Therapy lamp test 2

Why Toronto Public Library is offering this service

Providing access to light therapy lamps is one way the library contributes to the preservation of the mental health of Torontonians during the winter months. This initiative is in fact consistent with the library's vision for the future as stated in the Toronto Public Library's 2016-2019 Strategic Plan, which is to inspire the city and its community and to make the residents of Toronto "more resilient...and more successful".

In addition, offering access to lamps is in keeping with the City of Toronto's Poverty Reduction Strategy which strives to offer "equitable access to services" and to create "a city where everyone has access to...supportive services". With this service, the library is offering Toronto residents an opportunity to use lights that they may not otherwise have access to. In addition, according to an article in the Edmonton Sun, the library is the perfect environment for people to relax and experience the lamps, as well as the appropriate public space "to get a discussion going about mental health".

Information about the use and benefit of therapy lamps will be available at branches. The pilot project will run until April, at which point Toronto Public Library will evaluate whether to continue with this service and to expand it to multiple branches. To make an informed decision, the library feels it is important to have as much information as possible, we therefore encourage patrons who make use of the lamps to provide feedback by completing a questionnaire that will be available at the branches and online.

What is Seasonal Affective Disorder?

SAD is a form of depression that usually occurs in the winter months when the amount of natural light is limited to a few hours a day. Human beings suffering from natural light deprivation can display the following symptoms:

  • lack of motivation
  • difficulty to concentrate
  • lethargy and tendency to oversleep
  • change in appetite patterns and cravings for starchy food
  • fatigue
  • sadness
  • apathy
  • feelings of anxiety and despair
  • desire to avoid public situations and social interaction.

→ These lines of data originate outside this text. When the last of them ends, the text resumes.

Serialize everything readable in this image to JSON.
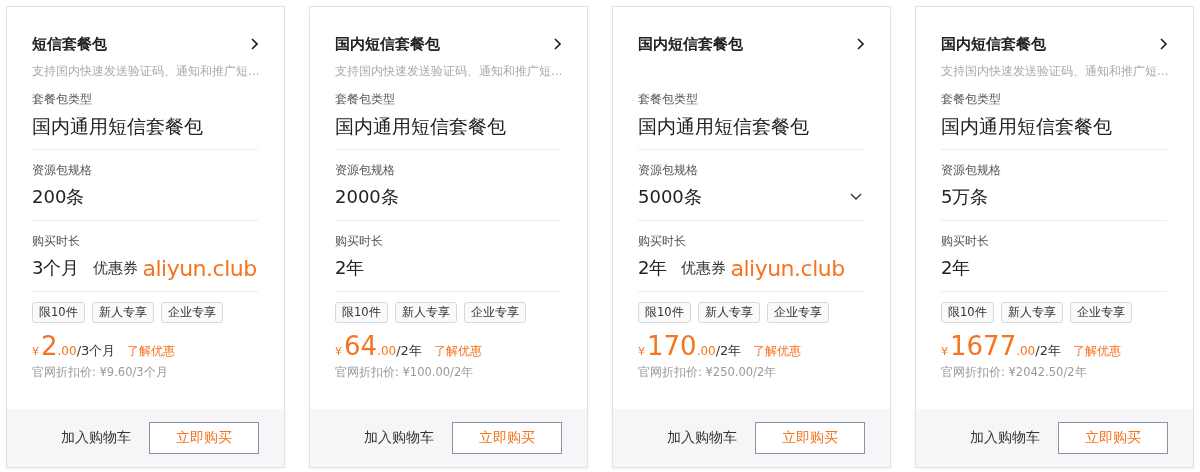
{
  "cards": [
    {
      "title": "短信套餐包",
      "description": "支持国内快速发送验证码、通知和推广短…",
      "type_label": "套餐包类型",
      "type_value": "国内通用短信套餐包",
      "spec_label": "资源包规格",
      "spec_value": "200条",
      "spec_dropdown": false,
      "duration_label": "购买时长",
      "duration_value": "3个月",
      "coupon": {
        "label": "优惠券",
        "site": "aliyun.club"
      },
      "tags": [
        "限10件",
        "新人专享",
        "企业专享"
      ],
      "currency": "¥",
      "price_int": "2",
      "price_dec": ".00",
      "period": "/3个月",
      "promo_link": "了解优惠",
      "list_price": "官网折扣价: ¥9.60/3个月",
      "cart_button": "加入购物车",
      "buy_button": "立即购买"
    },
    {
      "title": "国内短信套餐包",
      "description": "支持国内快速发送验证码、通知和推广短…",
      "type_label": "套餐包类型",
      "type_value": "国内通用短信套餐包",
      "spec_label": "资源包规格",
      "spec_value": "2000条",
      "spec_dropdown": false,
      "duration_label": "购买时长",
      "duration_value": "2年",
      "tags": [
        "限10件",
        "新人专享",
        "企业专享"
      ],
      "currency": "¥",
      "price_int": "64",
      "price_dec": ".00",
      "period": "/2年",
      "promo_link": "了解优惠",
      "list_price": "官网折扣价: ¥100.00/2年",
      "cart_button": "加入购物车",
      "buy_button": "立即购买"
    },
    {
      "title": "国内短信套餐包",
      "type_label": "套餐包类型",
      "type_value": "国内通用短信套餐包",
      "spec_label": "资源包规格",
      "spec_value": "5000条",
      "spec_dropdown": true,
      "duration_label": "购买时长",
      "duration_value": "2年",
      "coupon": {
        "label": "优惠券",
        "site": "aliyun.club"
      },
      "tags": [
        "限10件",
        "新人专享",
        "企业专享"
      ],
      "currency": "¥",
      "price_int": "170",
      "price_dec": ".00",
      "period": "/2年",
      "promo_link": "了解优惠",
      "list_price": "官网折扣价: ¥250.00/2年",
      "cart_button": "加入购物车",
      "buy_button": "立即购买"
    },
    {
      "title": "国内短信套餐包",
      "description": "支持国内快速发送验证码、通知和推广短…",
      "type_label": "套餐包类型",
      "type_value": "国内通用短信套餐包",
      "spec_label": "资源包规格",
      "spec_value": "5万条",
      "spec_dropdown": false,
      "duration_label": "购买时长",
      "duration_value": "2年",
      "tags": [
        "限10件",
        "新人专享",
        "企业专享"
      ],
      "currency": "¥",
      "price_int": "1677",
      "price_dec": ".00",
      "period": "/2年",
      "promo_link": "了解优惠",
      "list_price": "官网折扣价: ¥2042.50/2年",
      "cart_button": "加入购物车",
      "buy_button": "立即购买"
    }
  ]
}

According to the Canadian Mental Health Association of Ontario, research shows that between two to three per cent of residents of our province suffer from SAD; 15% of Ontarians have a less severe form of SAD known as the "winter blues". SAD has been recognized for almost 150 years as a condition; however, it was only in the 1980s that it was designated as an actual illness.

Treatment of SAD and Light Therapy

There are many ways to combat SAD such as regular exercise, a healthy diet and taking every opportunity to be exposed to natural light. Treatment for SAD also includes light therapy. According to some experts, lack of sunlight affects a person's biological clock and his or her sleep cycle, hence, exposure to the bright light emitted by therapy lamps will contribute to restoring a healthy cycle.  Experts suggest sitting or reading a book approximately one to two feet away from the lamp for no more than 20 to 30 minutes a day. It is important that the light reaches the eyes, however, it is also crucial not to stare directly at the light. For best effectiveness, it is also recommended that  therapy lamps be used daily.

Therapy Lamp Safety

Light therapy is safe. Experts, however, point out that before undertaking light therapy, people with bipolar disorder and certain medical conditions such as retinal disease, macular degeneration and diabetes should consult with their doctors.

For more information, visit the Canadian Mental Health Association website section on SAD .